◆ **The problem**: From the entries that follow, pick out all lines holding "post".

◆ **Saved entries**:

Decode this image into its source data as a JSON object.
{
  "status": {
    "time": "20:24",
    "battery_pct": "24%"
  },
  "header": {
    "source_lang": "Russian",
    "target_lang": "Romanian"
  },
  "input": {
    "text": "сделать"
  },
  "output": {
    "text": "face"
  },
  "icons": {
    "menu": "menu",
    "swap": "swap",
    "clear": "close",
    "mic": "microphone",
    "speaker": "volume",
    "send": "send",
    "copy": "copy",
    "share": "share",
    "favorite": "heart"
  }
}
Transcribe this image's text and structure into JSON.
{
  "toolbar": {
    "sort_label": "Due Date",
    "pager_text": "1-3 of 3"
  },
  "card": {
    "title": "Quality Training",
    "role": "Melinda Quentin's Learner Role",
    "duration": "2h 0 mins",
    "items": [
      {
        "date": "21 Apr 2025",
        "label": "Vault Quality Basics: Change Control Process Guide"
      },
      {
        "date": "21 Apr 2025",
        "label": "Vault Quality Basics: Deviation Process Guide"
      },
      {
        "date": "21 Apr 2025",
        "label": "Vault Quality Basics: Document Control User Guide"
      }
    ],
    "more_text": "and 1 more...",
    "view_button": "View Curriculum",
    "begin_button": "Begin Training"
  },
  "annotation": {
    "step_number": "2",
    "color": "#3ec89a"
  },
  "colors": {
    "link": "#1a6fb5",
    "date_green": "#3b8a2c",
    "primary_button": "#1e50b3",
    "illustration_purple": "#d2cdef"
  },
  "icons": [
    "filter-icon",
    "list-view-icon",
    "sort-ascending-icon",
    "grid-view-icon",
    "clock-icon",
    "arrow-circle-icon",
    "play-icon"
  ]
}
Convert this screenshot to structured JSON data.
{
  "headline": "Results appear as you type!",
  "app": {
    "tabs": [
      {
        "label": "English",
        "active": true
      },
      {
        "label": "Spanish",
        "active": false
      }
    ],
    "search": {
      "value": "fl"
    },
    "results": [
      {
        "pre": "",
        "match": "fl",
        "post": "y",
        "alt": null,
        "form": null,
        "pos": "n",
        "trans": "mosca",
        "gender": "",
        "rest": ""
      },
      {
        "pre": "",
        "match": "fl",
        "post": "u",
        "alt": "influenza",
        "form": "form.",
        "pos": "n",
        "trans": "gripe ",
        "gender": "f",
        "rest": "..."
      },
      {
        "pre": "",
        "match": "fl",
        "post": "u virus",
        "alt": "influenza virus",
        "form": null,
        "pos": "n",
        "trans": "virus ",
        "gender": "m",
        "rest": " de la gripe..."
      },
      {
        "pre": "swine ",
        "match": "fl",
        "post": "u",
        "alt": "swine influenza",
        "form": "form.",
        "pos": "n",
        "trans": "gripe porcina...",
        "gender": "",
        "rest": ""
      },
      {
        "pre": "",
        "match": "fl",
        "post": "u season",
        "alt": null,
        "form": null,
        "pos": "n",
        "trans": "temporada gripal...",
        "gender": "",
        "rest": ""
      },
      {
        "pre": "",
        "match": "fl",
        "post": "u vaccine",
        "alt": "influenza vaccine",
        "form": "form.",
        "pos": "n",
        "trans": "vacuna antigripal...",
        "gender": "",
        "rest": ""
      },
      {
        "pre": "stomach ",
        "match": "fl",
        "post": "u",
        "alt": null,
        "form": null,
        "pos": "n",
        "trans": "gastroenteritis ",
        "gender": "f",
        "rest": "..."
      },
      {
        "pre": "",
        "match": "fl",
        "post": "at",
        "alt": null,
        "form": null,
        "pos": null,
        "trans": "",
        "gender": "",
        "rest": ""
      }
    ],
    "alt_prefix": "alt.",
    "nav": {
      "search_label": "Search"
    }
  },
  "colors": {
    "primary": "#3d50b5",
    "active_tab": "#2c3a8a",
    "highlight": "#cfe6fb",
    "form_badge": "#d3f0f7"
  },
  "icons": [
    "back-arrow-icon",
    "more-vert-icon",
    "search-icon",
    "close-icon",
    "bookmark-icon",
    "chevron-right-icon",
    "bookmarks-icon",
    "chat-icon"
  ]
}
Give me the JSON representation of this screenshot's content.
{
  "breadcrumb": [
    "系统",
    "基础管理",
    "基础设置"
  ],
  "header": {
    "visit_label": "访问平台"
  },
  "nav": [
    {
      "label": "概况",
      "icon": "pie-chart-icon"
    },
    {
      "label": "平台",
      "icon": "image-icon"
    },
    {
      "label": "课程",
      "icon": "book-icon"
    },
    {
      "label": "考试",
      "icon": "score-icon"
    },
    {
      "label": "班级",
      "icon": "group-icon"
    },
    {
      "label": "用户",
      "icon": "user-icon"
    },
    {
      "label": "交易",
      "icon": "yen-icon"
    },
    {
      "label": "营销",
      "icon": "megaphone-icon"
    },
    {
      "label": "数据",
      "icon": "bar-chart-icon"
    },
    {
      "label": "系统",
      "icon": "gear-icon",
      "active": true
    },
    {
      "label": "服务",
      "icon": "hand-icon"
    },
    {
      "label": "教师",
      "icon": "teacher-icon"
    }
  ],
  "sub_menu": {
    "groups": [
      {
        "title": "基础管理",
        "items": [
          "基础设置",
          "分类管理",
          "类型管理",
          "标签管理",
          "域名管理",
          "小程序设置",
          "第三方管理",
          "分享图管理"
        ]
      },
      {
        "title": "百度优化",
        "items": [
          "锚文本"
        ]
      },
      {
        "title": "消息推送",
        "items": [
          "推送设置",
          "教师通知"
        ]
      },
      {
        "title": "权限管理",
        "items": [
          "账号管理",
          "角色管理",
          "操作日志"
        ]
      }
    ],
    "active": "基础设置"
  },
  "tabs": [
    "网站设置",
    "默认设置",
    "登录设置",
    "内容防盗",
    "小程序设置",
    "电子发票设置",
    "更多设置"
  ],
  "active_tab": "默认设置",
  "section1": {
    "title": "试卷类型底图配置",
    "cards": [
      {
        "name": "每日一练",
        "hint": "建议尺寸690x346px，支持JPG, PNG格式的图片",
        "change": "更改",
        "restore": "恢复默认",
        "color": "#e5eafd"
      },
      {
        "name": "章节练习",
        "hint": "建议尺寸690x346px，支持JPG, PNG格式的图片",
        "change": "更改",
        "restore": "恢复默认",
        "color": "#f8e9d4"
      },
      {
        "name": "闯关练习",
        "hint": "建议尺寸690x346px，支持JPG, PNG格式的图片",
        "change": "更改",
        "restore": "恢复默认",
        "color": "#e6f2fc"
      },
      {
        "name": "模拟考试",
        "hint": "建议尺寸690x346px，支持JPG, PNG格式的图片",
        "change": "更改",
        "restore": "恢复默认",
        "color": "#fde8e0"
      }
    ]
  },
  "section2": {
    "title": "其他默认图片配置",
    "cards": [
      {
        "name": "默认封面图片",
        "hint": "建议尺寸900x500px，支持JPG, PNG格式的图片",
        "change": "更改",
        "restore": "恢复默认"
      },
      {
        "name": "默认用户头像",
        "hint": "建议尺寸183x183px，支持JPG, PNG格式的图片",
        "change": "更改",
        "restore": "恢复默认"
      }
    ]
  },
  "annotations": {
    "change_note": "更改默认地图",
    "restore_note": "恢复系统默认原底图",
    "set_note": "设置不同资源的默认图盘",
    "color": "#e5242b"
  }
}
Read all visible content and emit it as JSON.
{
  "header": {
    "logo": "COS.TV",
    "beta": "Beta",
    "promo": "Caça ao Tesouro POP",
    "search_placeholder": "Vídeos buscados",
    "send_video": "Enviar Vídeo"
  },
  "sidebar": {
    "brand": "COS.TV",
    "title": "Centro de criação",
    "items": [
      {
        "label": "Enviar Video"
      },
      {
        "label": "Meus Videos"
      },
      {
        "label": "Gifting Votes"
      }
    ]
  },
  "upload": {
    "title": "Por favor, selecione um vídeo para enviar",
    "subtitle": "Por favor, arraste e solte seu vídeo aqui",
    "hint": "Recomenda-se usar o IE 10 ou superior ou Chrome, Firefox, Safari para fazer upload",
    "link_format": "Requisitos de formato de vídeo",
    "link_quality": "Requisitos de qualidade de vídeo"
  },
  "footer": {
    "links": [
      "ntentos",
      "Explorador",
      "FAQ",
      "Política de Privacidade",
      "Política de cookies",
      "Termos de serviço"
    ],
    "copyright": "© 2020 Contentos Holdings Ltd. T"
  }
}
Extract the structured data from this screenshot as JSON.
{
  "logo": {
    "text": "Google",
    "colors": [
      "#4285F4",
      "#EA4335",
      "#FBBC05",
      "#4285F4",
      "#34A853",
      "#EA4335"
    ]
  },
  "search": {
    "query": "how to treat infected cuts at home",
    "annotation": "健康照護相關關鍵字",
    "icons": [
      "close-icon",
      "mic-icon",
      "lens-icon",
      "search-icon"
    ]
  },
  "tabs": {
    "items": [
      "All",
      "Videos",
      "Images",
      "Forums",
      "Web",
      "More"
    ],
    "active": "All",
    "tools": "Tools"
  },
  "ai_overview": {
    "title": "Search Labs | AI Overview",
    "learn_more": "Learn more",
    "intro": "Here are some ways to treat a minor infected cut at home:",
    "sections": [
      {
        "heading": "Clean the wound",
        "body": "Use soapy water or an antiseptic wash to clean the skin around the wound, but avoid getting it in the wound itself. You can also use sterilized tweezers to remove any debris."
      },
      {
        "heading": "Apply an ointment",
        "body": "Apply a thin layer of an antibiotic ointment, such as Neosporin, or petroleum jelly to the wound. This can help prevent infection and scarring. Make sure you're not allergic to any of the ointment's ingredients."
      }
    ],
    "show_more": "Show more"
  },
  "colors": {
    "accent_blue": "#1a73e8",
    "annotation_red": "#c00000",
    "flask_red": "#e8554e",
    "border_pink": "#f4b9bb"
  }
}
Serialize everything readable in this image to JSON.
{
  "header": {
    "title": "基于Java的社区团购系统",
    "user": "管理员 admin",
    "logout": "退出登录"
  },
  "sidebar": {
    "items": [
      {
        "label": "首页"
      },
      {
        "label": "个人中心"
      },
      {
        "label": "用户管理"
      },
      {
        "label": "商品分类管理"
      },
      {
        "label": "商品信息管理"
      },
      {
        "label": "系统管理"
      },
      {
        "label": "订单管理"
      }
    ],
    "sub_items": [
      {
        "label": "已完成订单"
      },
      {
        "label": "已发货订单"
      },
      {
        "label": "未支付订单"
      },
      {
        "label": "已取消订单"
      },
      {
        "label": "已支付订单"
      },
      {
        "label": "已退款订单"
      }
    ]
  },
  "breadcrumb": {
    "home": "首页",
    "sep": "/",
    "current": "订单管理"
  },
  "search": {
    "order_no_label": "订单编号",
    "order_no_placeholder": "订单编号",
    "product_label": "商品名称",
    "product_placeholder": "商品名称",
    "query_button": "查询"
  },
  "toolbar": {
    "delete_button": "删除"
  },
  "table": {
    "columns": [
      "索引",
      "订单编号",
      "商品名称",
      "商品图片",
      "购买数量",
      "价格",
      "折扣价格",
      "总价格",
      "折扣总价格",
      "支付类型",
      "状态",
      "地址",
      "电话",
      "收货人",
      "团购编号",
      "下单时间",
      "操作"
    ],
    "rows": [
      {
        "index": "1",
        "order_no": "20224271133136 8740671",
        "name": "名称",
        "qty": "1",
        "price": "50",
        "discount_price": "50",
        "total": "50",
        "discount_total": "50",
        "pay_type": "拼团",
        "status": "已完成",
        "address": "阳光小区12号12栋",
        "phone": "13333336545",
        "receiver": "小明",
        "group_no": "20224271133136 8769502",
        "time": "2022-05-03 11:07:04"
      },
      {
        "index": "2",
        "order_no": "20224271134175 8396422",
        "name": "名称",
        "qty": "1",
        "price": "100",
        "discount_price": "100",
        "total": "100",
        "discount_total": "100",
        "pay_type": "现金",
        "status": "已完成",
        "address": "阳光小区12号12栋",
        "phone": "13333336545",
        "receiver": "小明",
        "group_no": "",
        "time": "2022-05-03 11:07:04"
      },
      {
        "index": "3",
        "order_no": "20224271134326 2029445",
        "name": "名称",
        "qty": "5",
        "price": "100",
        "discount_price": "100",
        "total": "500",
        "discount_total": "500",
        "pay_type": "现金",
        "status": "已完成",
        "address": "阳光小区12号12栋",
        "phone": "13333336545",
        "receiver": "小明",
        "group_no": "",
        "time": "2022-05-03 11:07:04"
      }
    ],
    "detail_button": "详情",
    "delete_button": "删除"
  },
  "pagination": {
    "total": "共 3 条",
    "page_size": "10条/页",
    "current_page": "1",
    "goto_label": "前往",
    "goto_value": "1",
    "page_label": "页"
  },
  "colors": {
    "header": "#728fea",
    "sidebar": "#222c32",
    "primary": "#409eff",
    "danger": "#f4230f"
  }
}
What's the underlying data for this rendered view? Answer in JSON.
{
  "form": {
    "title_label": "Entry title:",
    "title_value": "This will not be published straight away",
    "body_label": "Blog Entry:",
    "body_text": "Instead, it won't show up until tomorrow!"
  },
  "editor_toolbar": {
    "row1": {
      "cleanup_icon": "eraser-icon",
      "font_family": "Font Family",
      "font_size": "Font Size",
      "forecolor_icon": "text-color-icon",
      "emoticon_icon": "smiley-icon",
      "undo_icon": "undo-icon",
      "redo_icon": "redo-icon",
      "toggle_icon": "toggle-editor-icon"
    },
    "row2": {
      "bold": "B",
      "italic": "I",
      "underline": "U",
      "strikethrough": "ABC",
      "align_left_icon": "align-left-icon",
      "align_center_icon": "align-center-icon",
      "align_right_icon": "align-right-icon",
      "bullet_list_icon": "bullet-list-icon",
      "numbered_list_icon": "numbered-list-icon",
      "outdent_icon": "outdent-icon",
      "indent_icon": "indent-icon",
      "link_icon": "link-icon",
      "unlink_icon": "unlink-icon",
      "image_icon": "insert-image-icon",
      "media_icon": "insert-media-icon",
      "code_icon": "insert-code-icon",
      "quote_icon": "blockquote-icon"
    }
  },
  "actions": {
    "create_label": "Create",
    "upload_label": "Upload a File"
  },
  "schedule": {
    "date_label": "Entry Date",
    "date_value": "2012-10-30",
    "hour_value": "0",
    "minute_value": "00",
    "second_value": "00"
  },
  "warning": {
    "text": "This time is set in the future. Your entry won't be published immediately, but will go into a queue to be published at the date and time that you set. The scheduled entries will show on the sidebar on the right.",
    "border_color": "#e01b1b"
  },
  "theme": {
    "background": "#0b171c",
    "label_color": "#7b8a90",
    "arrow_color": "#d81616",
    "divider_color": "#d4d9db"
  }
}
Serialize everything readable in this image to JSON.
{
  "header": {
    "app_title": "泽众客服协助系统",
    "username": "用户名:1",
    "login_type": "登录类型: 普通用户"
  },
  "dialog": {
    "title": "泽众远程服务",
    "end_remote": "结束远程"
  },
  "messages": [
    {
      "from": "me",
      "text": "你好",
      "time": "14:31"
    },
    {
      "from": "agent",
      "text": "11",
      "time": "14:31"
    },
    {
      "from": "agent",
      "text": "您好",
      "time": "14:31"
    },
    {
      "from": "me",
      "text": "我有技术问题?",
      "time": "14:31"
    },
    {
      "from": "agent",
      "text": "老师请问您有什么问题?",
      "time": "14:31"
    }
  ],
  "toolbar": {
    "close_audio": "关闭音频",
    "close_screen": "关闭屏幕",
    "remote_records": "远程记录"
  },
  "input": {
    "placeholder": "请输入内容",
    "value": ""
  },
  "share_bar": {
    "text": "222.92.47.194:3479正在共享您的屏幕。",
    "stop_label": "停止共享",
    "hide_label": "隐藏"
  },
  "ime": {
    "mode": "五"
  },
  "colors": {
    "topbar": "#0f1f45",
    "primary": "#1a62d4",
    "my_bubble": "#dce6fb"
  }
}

◆ **Answer to the problem**:
        "post": "y",
        "post": "u",
        "post": "u virus",
        "post": "u",
        "post": "u season",
        "post": "u vaccine",
        "post": "u",
        "post": "at",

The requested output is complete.